YOU may be willing to take that risk.  The rest of us are not.  Which is why the press, the Baltimore Ravens, the commissioner of the NFL, and the public had to step in and inflict the consequences upon behavior that can not by any stretch of the imagination be labeled acceptable, in public or in private. 

Undoubtedly, Ray Rice will get a second chance to play football somewhere.  If we know one thing about professional sports, it’s that some avaricious team owner—one who knows the voyeuristic American public is pathologically interested in witnessing a train wreck and will part with big bucks to do so—is always willing to take on the “bad boys.”  (Michael Vick, anyone?)  So, don’t worry, Janay.  All you need to do is bide your time and try and stretch that $15 million signing bonus a little thinner.  In a year or two or five, Ray will be back at the top of the NFL food chain.

I hope you live that long. 

(Image from               

1 comment:

  1. You make a number of really good points. I would add:

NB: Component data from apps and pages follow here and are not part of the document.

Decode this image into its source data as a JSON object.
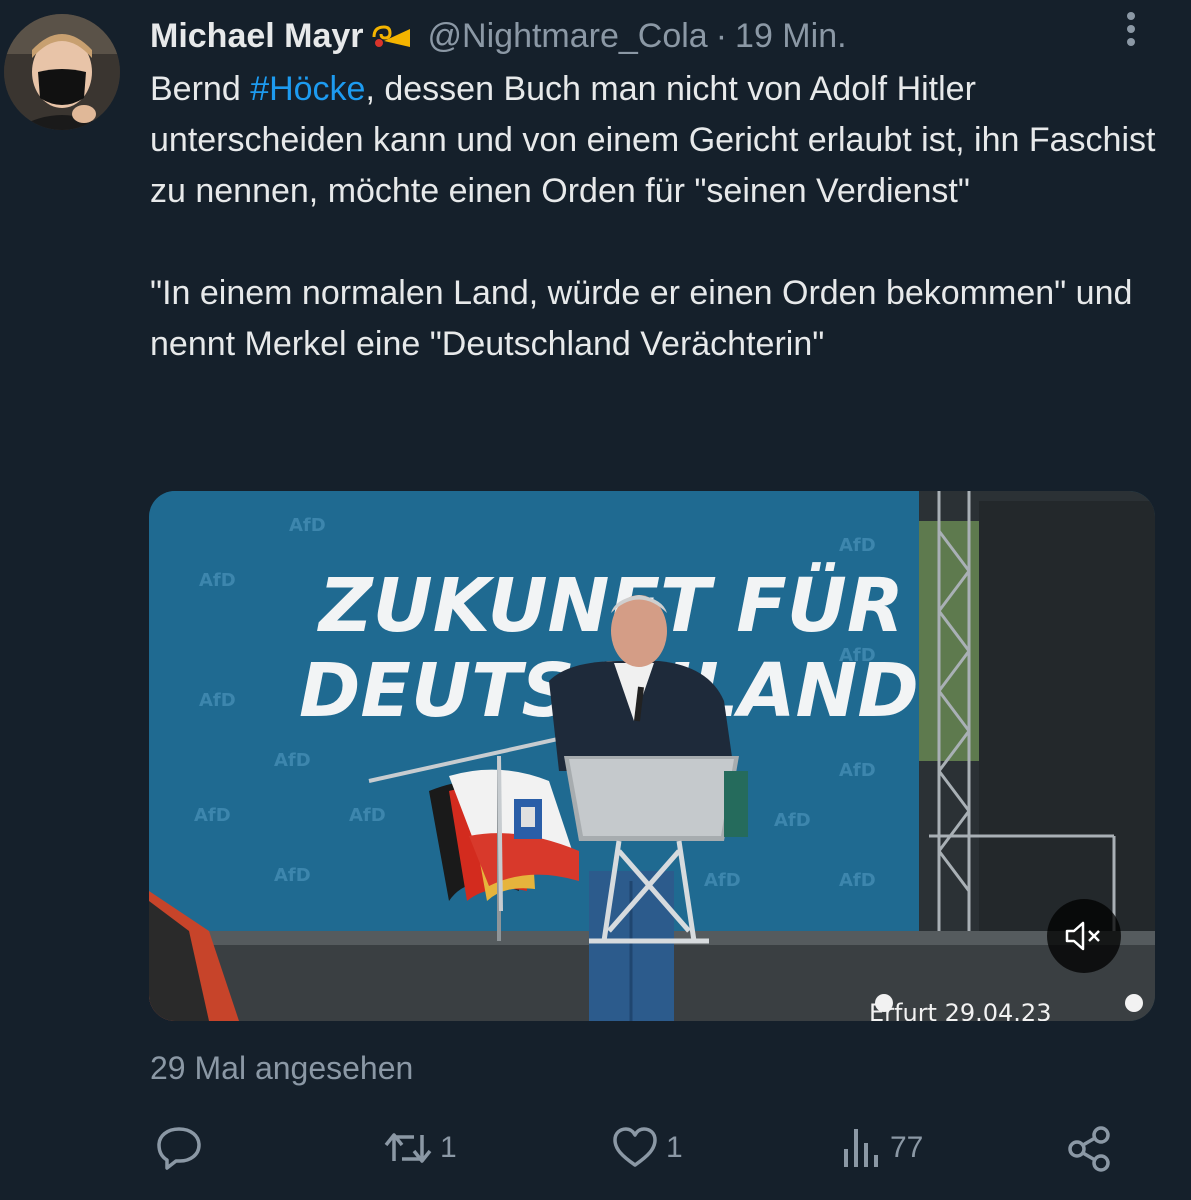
{
  "tweet": {
    "display_name": "Michael Mayr",
    "name_emoji": "postal-horn-icon",
    "handle": "@Nightmare_Cola",
    "separator": "·",
    "time": "19 Min.",
    "text_before_hashtag": "Bernd ",
    "hashtag": "#Höcke",
    "text_after_hashtag": ", dessen Buch man nicht von Adolf Hitler unterscheiden kann und von einem Gericht erlaubt ist, ihn Faschist zu nennen, möchte einen Orden für \"seinen Verdienst\"\n\n\"In einem normalen Land, würde er einen Orden bekommen\" und nennt Merkel eine \"Deutschland Verächterin\"",
    "views": "29 Mal angesehen"
  },
  "media": {
    "banner_line1": "ZUKUNFT FÜR",
    "banner_line2": "DEUTSCHLAND",
    "logo_text": "AfD",
    "caption": "Erfurt  29.04.23",
    "mute_icon": "speaker-muted-icon"
  },
  "actions": {
    "reply": {
      "icon": "reply-icon",
      "count": ""
    },
    "retweet": {
      "icon": "retweet-icon",
      "count": "1"
    },
    "like": {
      "icon": "heart-icon",
      "count": "1"
    },
    "views": {
      "icon": "analytics-icon",
      "count": "77"
    },
    "share": {
      "icon": "share-icon",
      "count": ""
    }
  },
  "colors": {
    "background": "#15202b",
    "text": "#e7e9ea",
    "secondary": "#8b98a5",
    "accent": "#1d9bf0"
  }
}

    Intimate Partner violence knows no cultural bounds, it affects many women (and some men) regardless of race, ethnicity, social economic status, education or any other criteria for human beings. Women are not raised in households that lend themselves to "finding" abusers. It happens - the man is all sweet and loving for a length of time and then the control begins to take over, slowly tearing down every fiber of confidence of the woman until she is completely controlled by the man because she has come to feel so devalued and unimportant. Smart, well educated women have found themselves in this position, and the struggle to rise up, reclaim one's value and get out is tough. But most of all, the getting out is all but impossible - the man finds you, beats you into submission, threatens your life, your children's lives, the lives of your parents, siblings, and friends. You live in total fear, you lose all independence - have no access to money or the ability to leave. Getting out takes profound planning, strategy, and secrecy. And even then you might be found and killed. It is ALL about power, control and entitlement - the man (usually) is 100% certain that he has the right to do this and be this way. Of course when he is remorseful, he is sweet and in the beginning some women really do believe that he will change and never do it again. But. He does. And as you say, it can end with the woman in a body bag.